(Records contained in a dataset)
⁂

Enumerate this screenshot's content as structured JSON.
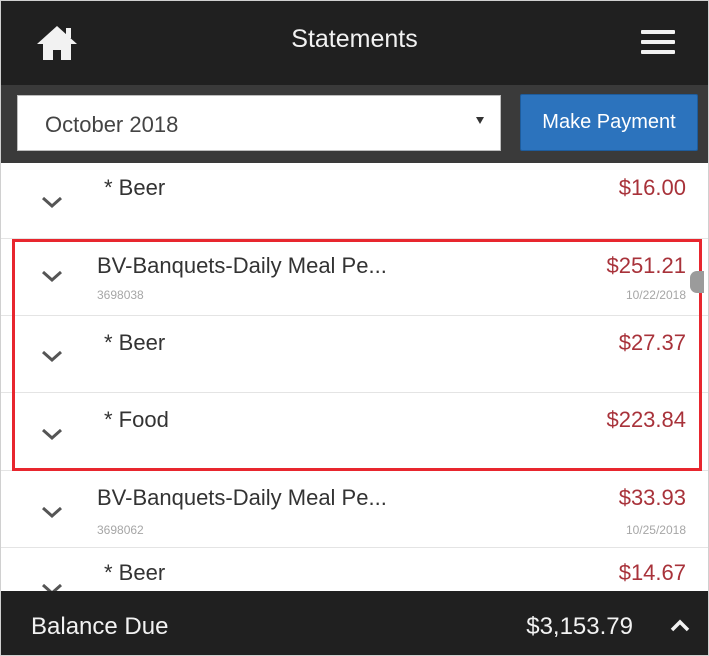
{
  "header": {
    "title": "Statements",
    "home_icon": "home-icon",
    "menu_icon": "hamburger-menu-icon"
  },
  "toolbar": {
    "month_selected": "October 2018",
    "make_payment_label": "Make Payment"
  },
  "rows": [
    {
      "desc": "* Beer",
      "amount": "$16.00",
      "sub": "",
      "date": ""
    },
    {
      "desc": "BV-Banquets-Daily Meal Pe...",
      "amount": "$251.21",
      "sub": "3698038",
      "date": "10/22/2018"
    },
    {
      "desc": "* Beer",
      "amount": "$27.37",
      "sub": "",
      "date": ""
    },
    {
      "desc": "* Food",
      "amount": "$223.84",
      "sub": "",
      "date": ""
    },
    {
      "desc": "BV-Banquets-Daily Meal Pe...",
      "amount": "$33.93",
      "sub": "3698062",
      "date": "10/25/2018"
    },
    {
      "desc": "* Beer",
      "amount": "$14.67",
      "sub": "",
      "date": ""
    }
  ],
  "footer": {
    "balance_label": "Balance Due",
    "balance_value": "$3,153.79"
  },
  "colors": {
    "header_bg": "#202020",
    "toolbar_bg": "#3a3a3a",
    "accent_blue": "#2c73bd",
    "amount_red": "#a8323a",
    "highlight_red": "#e8262e"
  }
}
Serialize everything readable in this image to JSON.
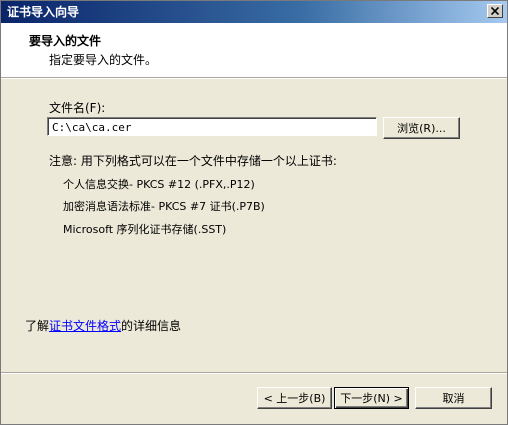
{
  "window": {
    "title": "证书导入向导"
  },
  "header": {
    "title": "要导入的文件",
    "subtitle": "指定要导入的文件。"
  },
  "file": {
    "label": "文件名(F):",
    "value": "C:\\ca\\ca.cer",
    "browse_label": "浏览(R)..."
  },
  "note": {
    "text": "注意: 用下列格式可以在一个文件中存储一个以上证书:",
    "formats": [
      "个人信息交换- PKCS #12 (.PFX,.P12)",
      "加密消息语法标准- PKCS #7 证书(.P7B)",
      "Microsoft 序列化证书存储(.SST)"
    ]
  },
  "learn_more": {
    "prefix": "了解",
    "link": "证书文件格式",
    "suffix": "的详细信息"
  },
  "buttons": {
    "back": "< 上一步(B)",
    "next": "下一步(N) >",
    "cancel": "取消"
  },
  "icons": {
    "close": "close-icon"
  },
  "colors": {
    "dialog_background": "#ece9d8",
    "titlebar_start": "#0a246a",
    "titlebar_end": "#a6caf0",
    "link": "#0000ff"
  }
}
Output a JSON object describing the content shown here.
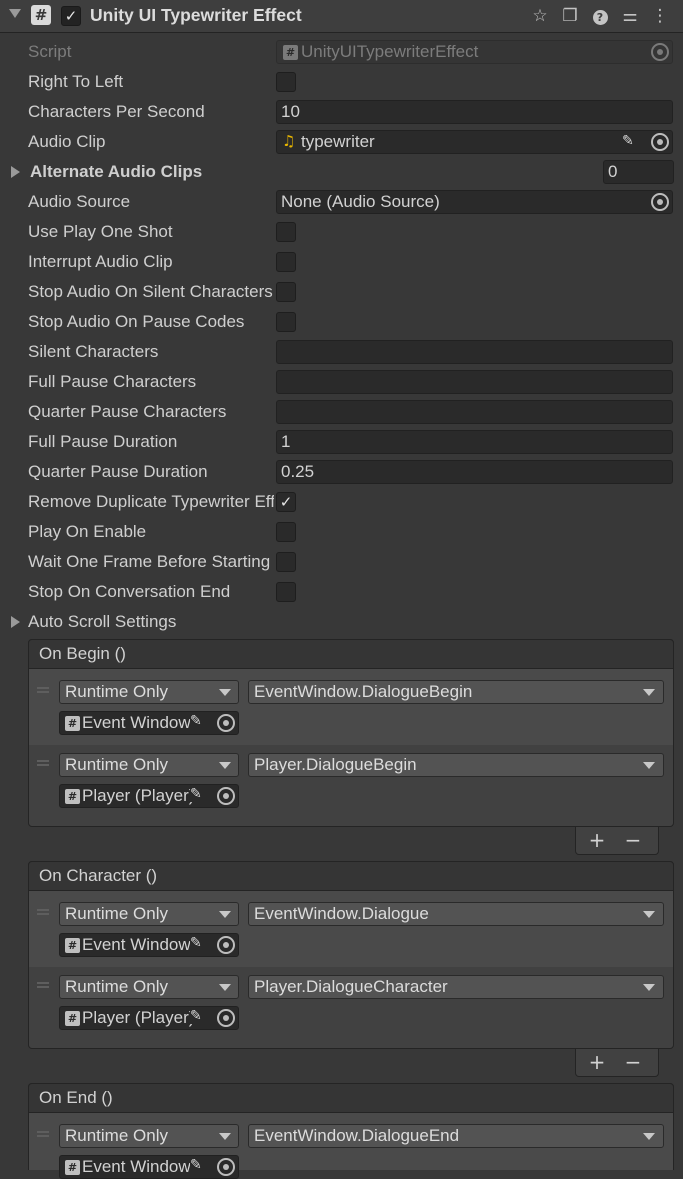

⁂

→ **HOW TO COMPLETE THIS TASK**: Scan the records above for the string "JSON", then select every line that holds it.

→ **TASK OUTPUT**:
Enumerate this screenshot's content as structured JSON.
Serialize everything readable in this image to JSON.
Output a JSON object describing the content shown here.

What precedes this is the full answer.